“If you read the Pond study — and I’m one of the few people that has — the intent was to put a roundabout centered on where the center of the current intersection (at East Beach Causeway and Ocean Boulevard) is,” Murphy said.
That said, the county is in the process of conducting a new traffic study, this one much more in-depth. While the Pond study cost a little more than $40,000, by Provenzano’s reckoning, the county agreed to pay engineering firm CDM Smith $275,000 to update its metropolitan transportation plan. A good chunk of the money will go towards a SSI Sector Traffic Study.
The SPLOST oversight committee called on the commission last year to wait until that study was completed before moving ahead with the roundabout plans on East Beach Causeway.
Most commissioners, however, felt they had to go through with it because they’d promised it to the public. While the two intersection projects hadn’t been listed as such on the SPLOST 2016 ballot item, the commission had told the public what to expect at multiple town hall meetings.
Additionally, Murphy said he didn’t think the new traffic study would invalidate the Pond study.
“When we go back and look at the traffic studies they did and the surveys they did, they were very questionable. They were also done several years ago, and things have changed a bit,” said at-large commissioner Bob Coleman, the sole vote against awarding the roundabout contract to Curb and Gutter Professionals.
Provenzano said the Pond study wasn’t complete in the sense that it didn’t address every road and intersection on St. Simons Island, but it was clear about its recommendations on the three in question.
Even if it were true, Coleman said there are many intersections on the island that could use $1 million in improvements.
“No. 1, show me the need.

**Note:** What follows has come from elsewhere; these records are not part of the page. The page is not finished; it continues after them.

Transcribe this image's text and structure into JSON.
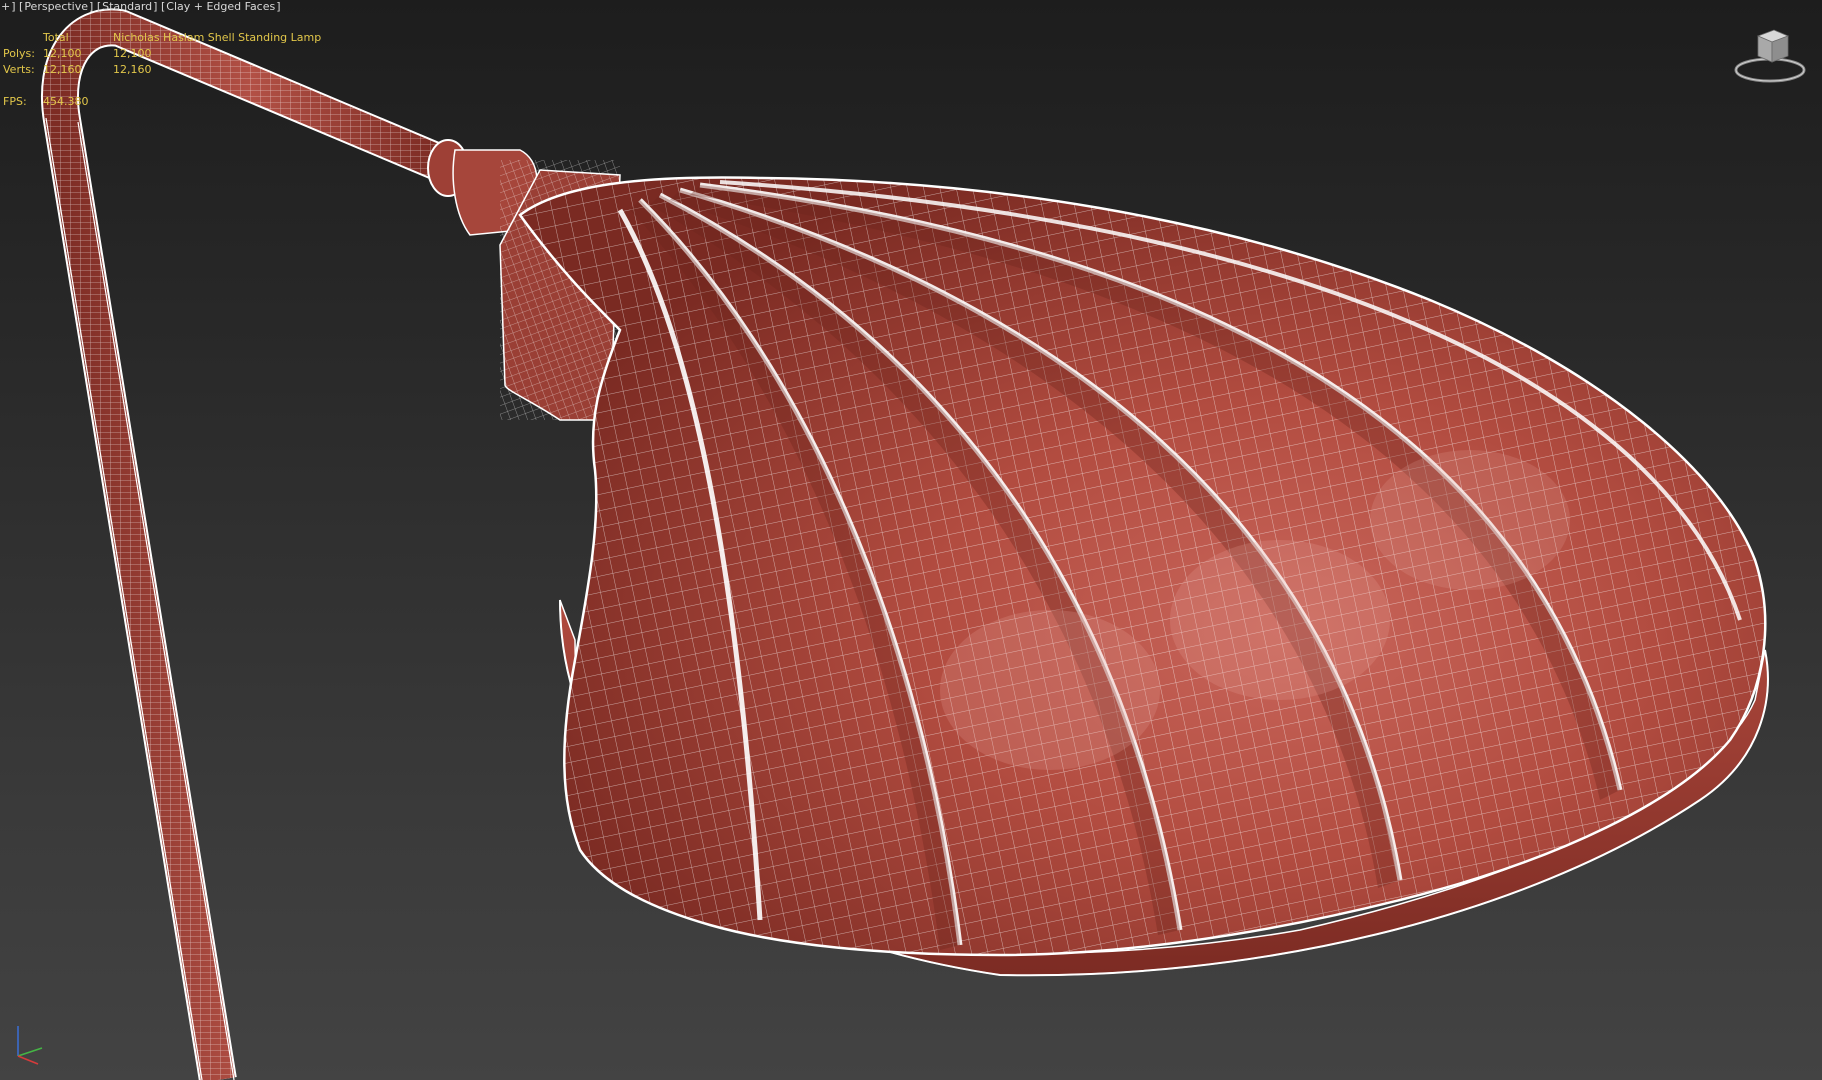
{
  "viewport_label": {
    "plus": "+",
    "view": "Perspective",
    "shading_mode": "Standard",
    "display_mode": "Clay + Edged Faces"
  },
  "stats": {
    "header_total": "Total",
    "header_object": "Nicholas Haslam Shell Standing Lamp",
    "polys_label": "Polys:",
    "polys_total": "12,100",
    "polys_object": "12,100",
    "verts_label": "Verts:",
    "verts_total": "12,160",
    "verts_object": "12,160",
    "fps_label": "FPS:",
    "fps_value": "454.380"
  },
  "colors": {
    "stats_text": "#e2c74a",
    "label_text": "#d8d8d8",
    "clay": "#a8463a",
    "wire": "#ffffff",
    "background_top": "#1d1d1d",
    "background_bottom": "#434343"
  },
  "icons": {
    "viewcube": "viewcube-icon",
    "axis": "axis-tripod-icon"
  }
}
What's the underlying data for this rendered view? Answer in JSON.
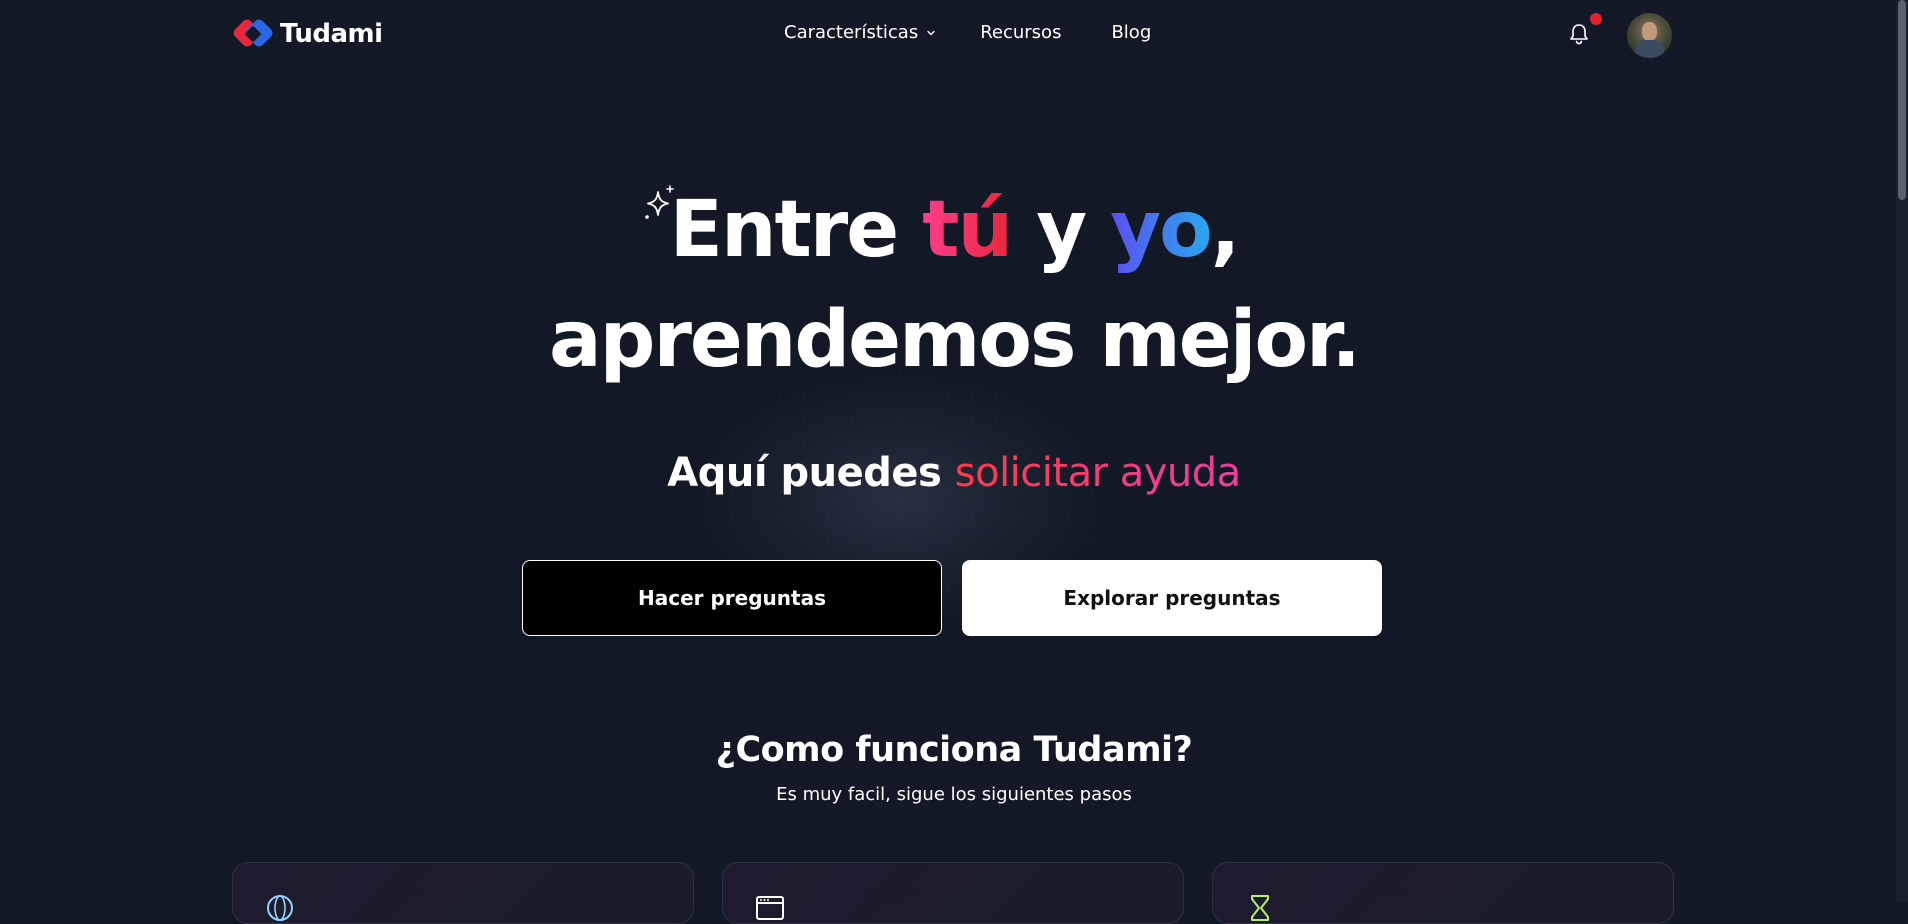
{
  "header": {
    "brand": "Tudami",
    "nav": [
      {
        "label": "Características",
        "has_dropdown": true
      },
      {
        "label": "Recursos"
      },
      {
        "label": "Blog"
      }
    ],
    "notification_icon": "bell-icon",
    "has_unread_notification": true,
    "notification_dot_color": "#e5222f"
  },
  "hero": {
    "title_line1": {
      "pre": "Entre ",
      "tu": "tú",
      "mid": " y ",
      "yo": "yo",
      "post": ","
    },
    "title_line2": "aprendemos mejor.",
    "subtitle_lead": "Aquí puedes",
    "subtitle_accent": "solicitar ayuda",
    "primary_button": "Hacer preguntas",
    "secondary_button": "Explorar preguntas"
  },
  "how_it_works": {
    "title": "¿Como funciona Tudami?",
    "subtitle": "Es muy facil, sigue los siguientes pasos"
  },
  "colors": {
    "background": "#121826",
    "accent_red": "#e8263c",
    "accent_pink": "#ff3d8b",
    "accent_blue": "#2aa8f0",
    "accent_violet": "#5b4ef0"
  }
}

No. 2, that sure is an awful lot of money to spend in that spot when there are areas all over the island that can use $1 million to improve intersections,” Coleman said.
While he does see the sense in putting money into the intersection of Frederica and Kings Way, the other two seem like a waste, he said. Trying to speed up traffic at all on St. Simons Island may be a losing proposition.

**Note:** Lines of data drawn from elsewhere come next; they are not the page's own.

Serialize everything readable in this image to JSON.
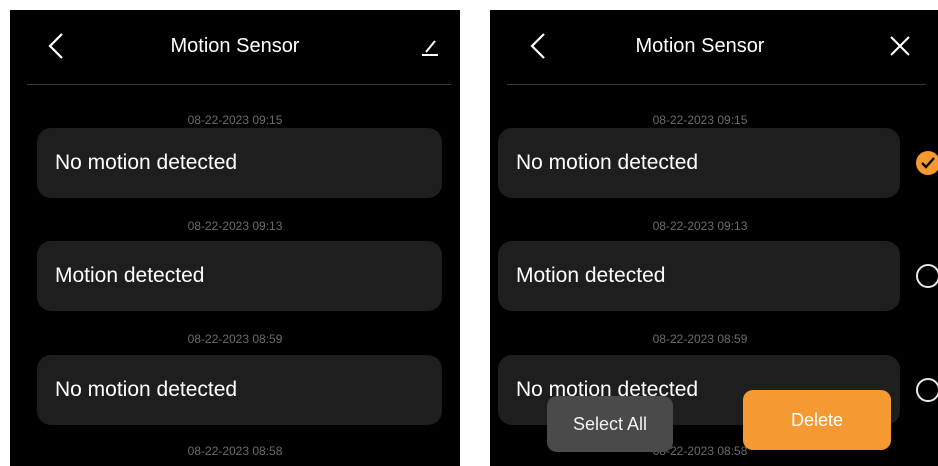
{
  "left": {
    "title": "Motion Sensor",
    "events": [
      {
        "timestamp": "08-22-2023 09:15",
        "message": "No motion detected"
      },
      {
        "timestamp": "08-22-2023 09:13",
        "message": "Motion detected"
      },
      {
        "timestamp": "08-22-2023 08:59",
        "message": "No motion detected"
      },
      {
        "timestamp": "08-22-2023 08:58"
      }
    ]
  },
  "right": {
    "title": "Motion Sensor",
    "events": [
      {
        "timestamp": "08-22-2023 09:15",
        "message": "No motion detected",
        "selected": true
      },
      {
        "timestamp": "08-22-2023 09:13",
        "message": "Motion detected",
        "selected": false
      },
      {
        "timestamp": "08-22-2023 08:59",
        "message": "No motion detected",
        "selected": false
      },
      {
        "timestamp": "08-22-2023 08:58"
      }
    ],
    "select_all_label": "Select All",
    "delete_label": "Delete"
  },
  "colors": {
    "accent": "#f59a33",
    "background": "#000000",
    "card": "#1e1e1e",
    "timestamp": "#6b6b6b"
  }
}
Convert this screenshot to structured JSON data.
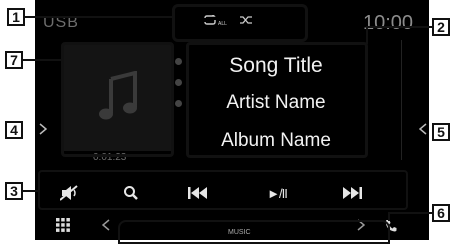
{
  "header": {
    "source": "USB",
    "repeat_icon_label": "ALL",
    "clock": "10:00"
  },
  "track": {
    "title": "Song Title",
    "artist": "Artist Name",
    "album": "Album Name",
    "elapsed": "0:01:23"
  },
  "controls": {
    "mute_icon": "speaker-muted-icon",
    "search_icon": "search-icon",
    "prev_icon": "skip-previous-icon",
    "playpause_label": "►/II",
    "next_icon": "skip-next-icon"
  },
  "footer": {
    "source_tab_label": "MUSIC"
  },
  "callouts": [
    "1",
    "2",
    "3",
    "4",
    "5",
    "6",
    "7"
  ],
  "colors": {
    "screen": "#000000",
    "outline": "#111111"
  }
}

“If you plan to go to St. Simons Island, plan to be in bumper-to-bumper traffic, plan to go 35 miles an hour. It’s like going to Atlanta, you know what you’re getting into,” Coleman said.
Given that SPLOST 2016 passed by a narrow margin, Murphy said he’s not really surprised that many oppose the roundabouts.

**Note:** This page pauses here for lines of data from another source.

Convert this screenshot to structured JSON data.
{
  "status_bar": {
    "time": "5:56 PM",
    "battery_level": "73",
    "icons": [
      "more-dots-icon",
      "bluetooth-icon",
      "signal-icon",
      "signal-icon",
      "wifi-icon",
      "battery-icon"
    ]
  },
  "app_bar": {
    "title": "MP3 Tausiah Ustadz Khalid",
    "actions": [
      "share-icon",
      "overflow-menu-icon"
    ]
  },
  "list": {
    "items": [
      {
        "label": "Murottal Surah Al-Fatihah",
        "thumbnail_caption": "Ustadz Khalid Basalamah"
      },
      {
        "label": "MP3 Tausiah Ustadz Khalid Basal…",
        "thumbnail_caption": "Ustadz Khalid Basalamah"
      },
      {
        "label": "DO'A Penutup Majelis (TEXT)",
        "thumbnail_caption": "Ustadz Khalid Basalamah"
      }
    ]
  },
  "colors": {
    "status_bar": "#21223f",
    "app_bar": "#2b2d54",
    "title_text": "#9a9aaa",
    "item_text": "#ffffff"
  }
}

“I’m fully aware there are people that disagree. When you win something (56 percent to 44 percent), that means (44 percent) of the people didn’t agree with it, so it’s no surprise that some people don’t agree with what’s on that SPLOST list,” Murphy said.
According to Public Works Director Dave Austin, construction on the roundabout at East Beach Causeway and Ocean Boulevard is still planned to begin this month.
Ideally, construction on the roundabout at East Beach Causeway and Demere Road will begin around this time next year, following the summer rush, he said.
Improvements to the intersection of Kings Way and Frederica Road were expected to begin sometime in December or January.
Commissioners were in favor of some improvements to the intersection to add more turning lanes and change the traffic signal intervals, but those plans may change. Earlier plans for that intersection would have seen it turned into a roundabout.
“We have been asked to revisit that situation, so we’re revisiting that situation,” Murphy said. “We have recently been presented another option, to put a single-lane roundabout closer to the Lodge at Sea Island, which would move part of Kings Way close to the lodge as it enters and exits that roundabout. Again, it would be a single-lane roundabout, which I think is terribly undersized, and would be tremendously expensive because it would require we move Kings Way and Frederica Road, as well as several large oak trees to preserve them.”
Nothing is official, Murphy said, but the commission likely will consider alternate plans for the intersection.
All three intersections will be among the subjects he plans to bring up at a town hall meeting on St. Simons Island issues planned for Sept. 4.